• _EXERCISE PROMPT_
Below is a set of records, and all of them should be retyped exactly, minus the pictures.

[Records from a data source]
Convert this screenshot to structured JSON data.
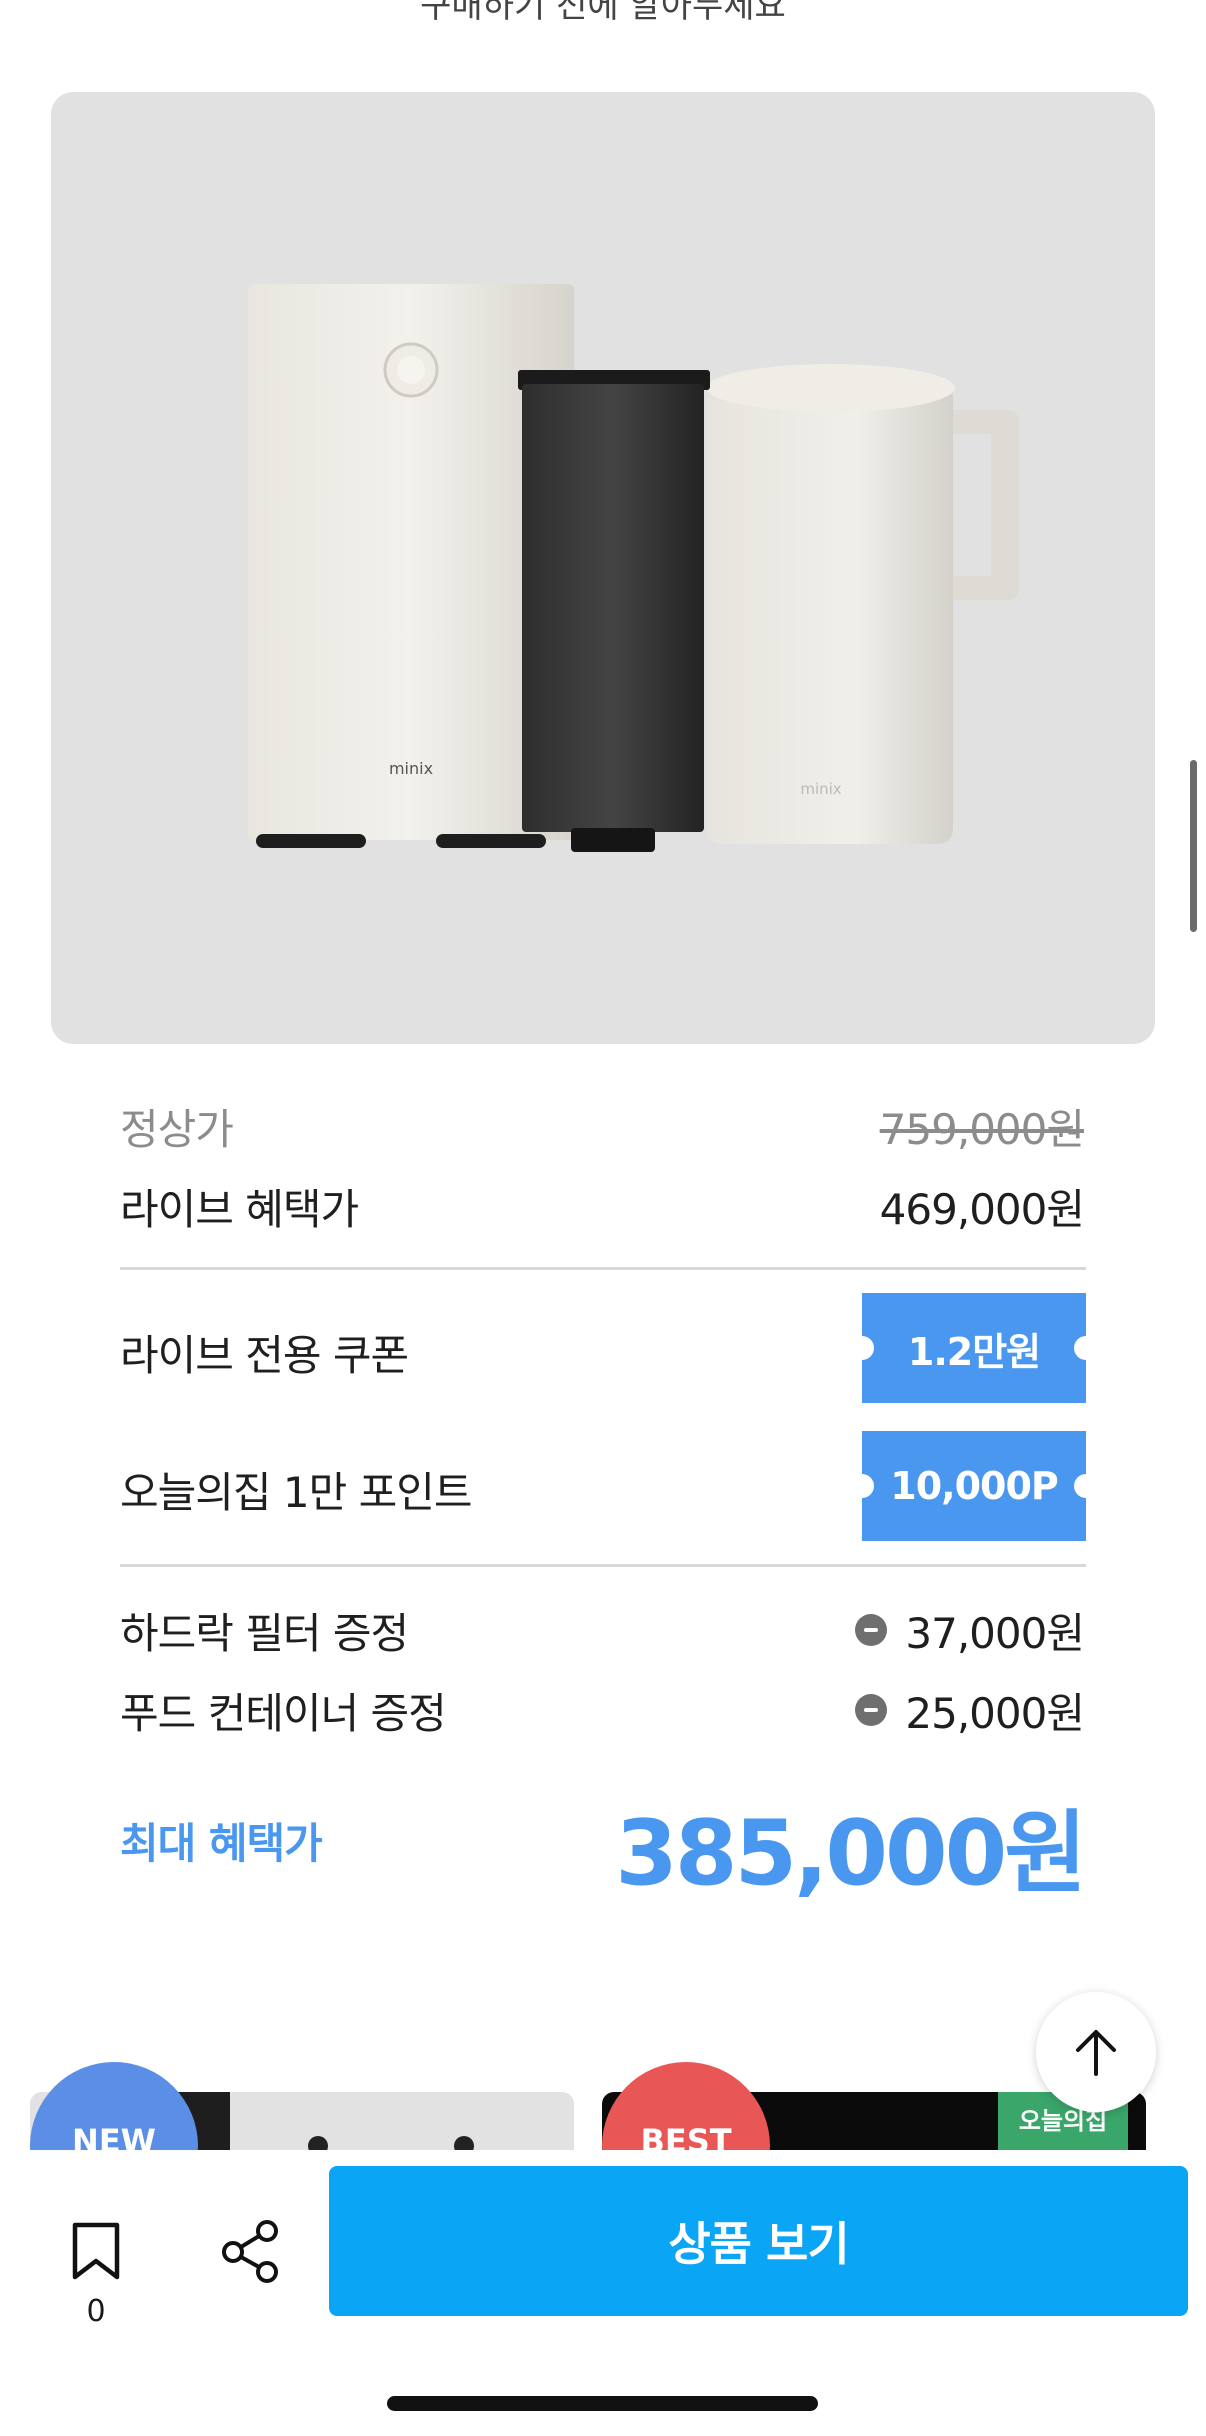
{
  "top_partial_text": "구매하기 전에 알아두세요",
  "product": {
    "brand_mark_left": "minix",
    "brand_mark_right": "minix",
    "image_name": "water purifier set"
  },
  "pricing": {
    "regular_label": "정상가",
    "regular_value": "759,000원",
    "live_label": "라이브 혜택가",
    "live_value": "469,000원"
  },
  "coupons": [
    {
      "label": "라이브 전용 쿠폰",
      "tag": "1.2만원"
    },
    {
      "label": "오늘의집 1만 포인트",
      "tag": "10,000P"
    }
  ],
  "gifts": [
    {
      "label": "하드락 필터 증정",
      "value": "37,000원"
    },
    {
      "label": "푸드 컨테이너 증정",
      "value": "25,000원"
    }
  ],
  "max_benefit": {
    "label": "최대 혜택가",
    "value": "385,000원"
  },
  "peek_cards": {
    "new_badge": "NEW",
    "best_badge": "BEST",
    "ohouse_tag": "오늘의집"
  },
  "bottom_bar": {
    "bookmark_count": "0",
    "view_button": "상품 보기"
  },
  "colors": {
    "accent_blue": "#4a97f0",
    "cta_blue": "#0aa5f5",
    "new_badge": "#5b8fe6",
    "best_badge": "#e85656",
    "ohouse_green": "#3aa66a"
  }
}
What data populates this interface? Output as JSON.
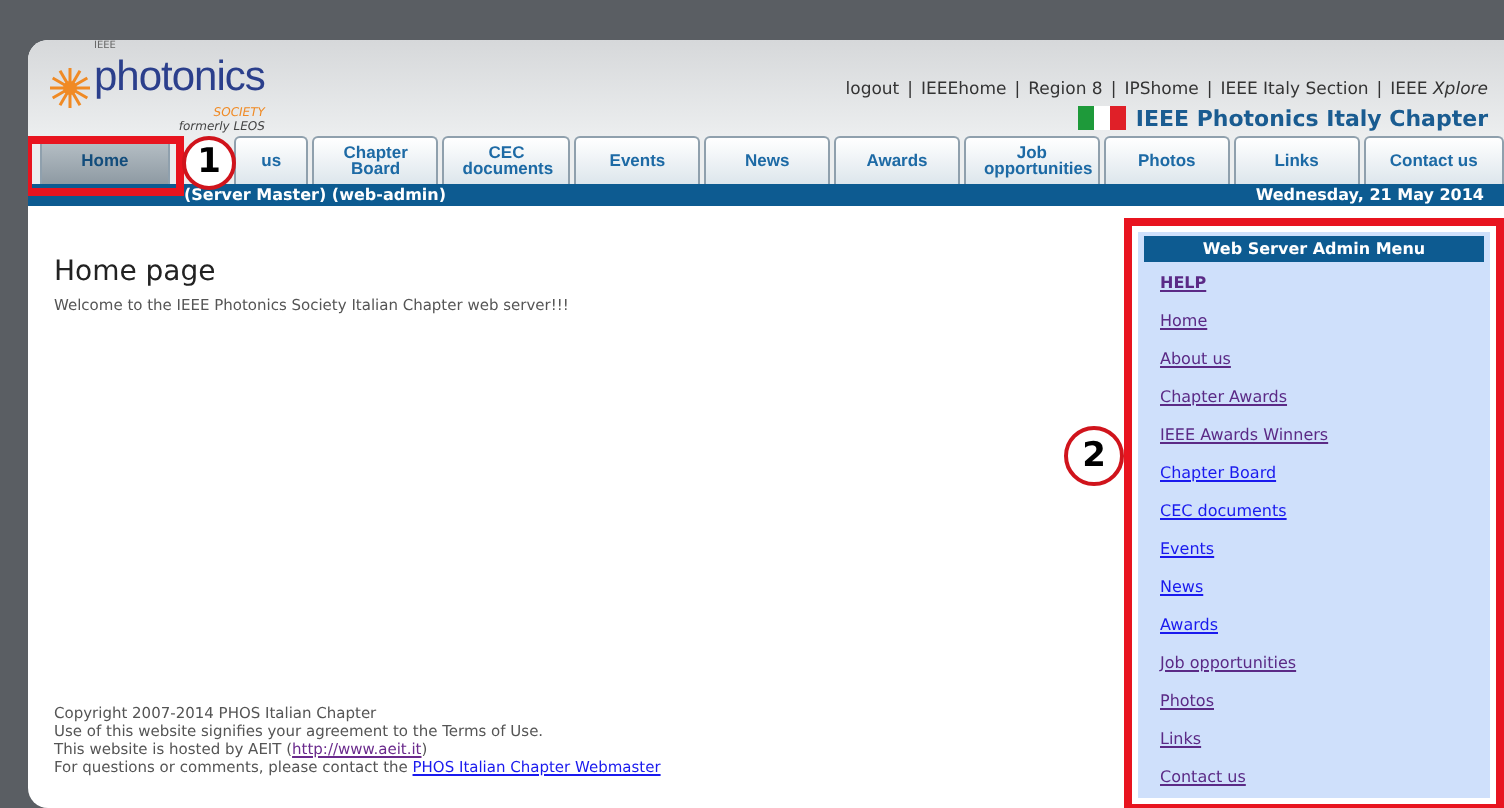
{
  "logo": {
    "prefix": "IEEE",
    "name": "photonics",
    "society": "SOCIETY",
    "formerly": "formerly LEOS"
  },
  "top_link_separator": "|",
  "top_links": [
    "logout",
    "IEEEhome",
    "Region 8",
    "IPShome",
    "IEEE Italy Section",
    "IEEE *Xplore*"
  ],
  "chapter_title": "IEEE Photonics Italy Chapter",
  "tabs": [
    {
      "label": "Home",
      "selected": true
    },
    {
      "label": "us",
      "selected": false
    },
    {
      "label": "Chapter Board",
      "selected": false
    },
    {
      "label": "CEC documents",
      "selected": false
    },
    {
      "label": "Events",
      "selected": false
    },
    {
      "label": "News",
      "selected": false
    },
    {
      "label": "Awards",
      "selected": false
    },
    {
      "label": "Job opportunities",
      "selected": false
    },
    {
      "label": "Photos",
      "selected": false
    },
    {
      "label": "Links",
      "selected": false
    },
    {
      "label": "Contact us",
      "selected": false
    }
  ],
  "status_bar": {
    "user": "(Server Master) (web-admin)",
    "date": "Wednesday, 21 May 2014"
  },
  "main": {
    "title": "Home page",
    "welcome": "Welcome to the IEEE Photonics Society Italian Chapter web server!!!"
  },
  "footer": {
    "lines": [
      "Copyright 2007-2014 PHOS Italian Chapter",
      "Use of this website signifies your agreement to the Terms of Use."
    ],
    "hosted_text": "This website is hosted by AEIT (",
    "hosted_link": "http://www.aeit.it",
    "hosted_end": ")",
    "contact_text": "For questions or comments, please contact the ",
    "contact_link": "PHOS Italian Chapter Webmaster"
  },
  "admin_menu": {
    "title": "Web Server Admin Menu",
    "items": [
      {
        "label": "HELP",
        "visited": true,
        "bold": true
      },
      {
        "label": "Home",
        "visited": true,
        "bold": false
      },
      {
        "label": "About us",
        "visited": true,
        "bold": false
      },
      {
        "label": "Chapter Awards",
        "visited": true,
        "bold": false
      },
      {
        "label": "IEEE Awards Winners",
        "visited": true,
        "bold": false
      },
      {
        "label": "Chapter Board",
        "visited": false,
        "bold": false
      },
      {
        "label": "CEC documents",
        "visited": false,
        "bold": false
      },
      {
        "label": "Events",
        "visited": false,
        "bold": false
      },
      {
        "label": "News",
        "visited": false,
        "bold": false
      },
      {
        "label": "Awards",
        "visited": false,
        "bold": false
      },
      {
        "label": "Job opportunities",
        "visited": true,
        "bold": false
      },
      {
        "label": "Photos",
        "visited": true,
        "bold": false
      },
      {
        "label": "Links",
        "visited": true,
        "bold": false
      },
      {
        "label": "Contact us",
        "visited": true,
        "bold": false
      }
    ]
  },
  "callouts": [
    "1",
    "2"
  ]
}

• _WRITTEN SOLUTION_
Convert this screenshot to structured JSON data.
{
  "top_partial_text": "구매하기 전에 알아두세요",
  "product": {
    "brand_mark_left": "minix",
    "brand_mark_right": "minix",
    "image_name": "water purifier set"
  },
  "pricing": {
    "regular_label": "정상가",
    "regular_value": "759,000원",
    "live_label": "라이브 혜택가",
    "live_value": "469,000원"
  },
  "coupons": [
    {
      "label": "라이브 전용 쿠폰",
      "tag": "1.2만원"
    },
    {
      "label": "오늘의집 1만 포인트",
      "tag": "10,000P"
    }
  ],
  "gifts": [
    {
      "label": "하드락 필터 증정",
      "value": "37,000원"
    },
    {
      "label": "푸드 컨테이너 증정",
      "value": "25,000원"
    }
  ],
  "max_benefit": {
    "label": "최대 혜택가",
    "value": "385,000원"
  },
  "peek_cards": {
    "new_badge": "NEW",
    "best_badge": "BEST",
    "ohouse_tag": "오늘의집"
  },
  "bottom_bar": {
    "bookmark_count": "0",
    "view_button": "상품 보기"
  },
  "colors": {
    "accent_blue": "#4a97f0",
    "cta_blue": "#0aa5f5",
    "new_badge": "#5b8fe6",
    "best_badge": "#e85656",
    "ohouse_green": "#3aa66a"
  }
}
What data populates this interface? Output as JSON.
{
  "logo": {
    "prefix": "IEEE",
    "name": "photonics",
    "society": "SOCIETY",
    "formerly": "formerly LEOS"
  },
  "top_link_separator": "|",
  "top_links": [
    "logout",
    "IEEEhome",
    "Region 8",
    "IPShome",
    "IEEE Italy Section",
    "IEEE *Xplore*"
  ],
  "chapter_title": "IEEE Photonics Italy Chapter",
  "tabs": [
    {
      "label": "Home",
      "selected": true
    },
    {
      "label": "us",
      "selected": false
    },
    {
      "label": "Chapter Board",
      "selected": false
    },
    {
      "label": "CEC documents",
      "selected": false
    },
    {
      "label": "Events",
      "selected": false
    },
    {
      "label": "News",
      "selected": false
    },
    {
      "label": "Awards",
      "selected": false
    },
    {
      "label": "Job opportunities",
      "selected": false
    },
    {
      "label": "Photos",
      "selected": false
    },
    {
      "label": "Links",
      "selected": false
    },
    {
      "label": "Contact us",
      "selected": false
    }
  ],
  "status_bar": {
    "user": "(Server Master) (web-admin)",
    "date": "Wednesday, 21 May 2014"
  },
  "main": {
    "title": "Home page",
    "welcome": "Welcome to the IEEE Photonics Society Italian Chapter web server!!!"
  },
  "footer": {
    "lines": [
      "Copyright 2007-2014 PHOS Italian Chapter",
      "Use of this website signifies your agreement to the Terms of Use."
    ],
    "hosted_text": "This website is hosted by AEIT (",
    "hosted_link": "http://www.aeit.it",
    "hosted_end": ")",
    "contact_text": "For questions or comments, please contact the ",
    "contact_link": "PHOS Italian Chapter Webmaster"
  },
  "admin_menu": {
    "title": "Web Server Admin Menu",
    "items": [
      {
        "label": "HELP",
        "visited": true,
        "bold": true
      },
      {
        "label": "Home",
        "visited": true,
        "bold": false
      },
      {
        "label": "About us",
        "visited": true,
        "bold": false
      },
      {
        "label": "Chapter Awards",
        "visited": true,
        "bold": false
      },
      {
        "label": "IEEE Awards Winners",
        "visited": true,
        "bold": false
      },
      {
        "label": "Chapter Board",
        "visited": false,
        "bold": false
      },
      {
        "label": "CEC documents",
        "visited": false,
        "bold": false
      },
      {
        "label": "Events",
        "visited": false,
        "bold": false
      },
      {
        "label": "News",
        "visited": false,
        "bold": false
      },
      {
        "label": "Awards",
        "visited": false,
        "bold": false
      },
      {
        "label": "Job opportunities",
        "visited": true,
        "bold": false
      },
      {
        "label": "Photos",
        "visited": true,
        "bold": false
      },
      {
        "label": "Links",
        "visited": true,
        "bold": false
      },
      {
        "label": "Contact us",
        "visited": true,
        "bold": false
      }
    ]
  },
  "callouts": [
    "1",
    "2"
  ]
}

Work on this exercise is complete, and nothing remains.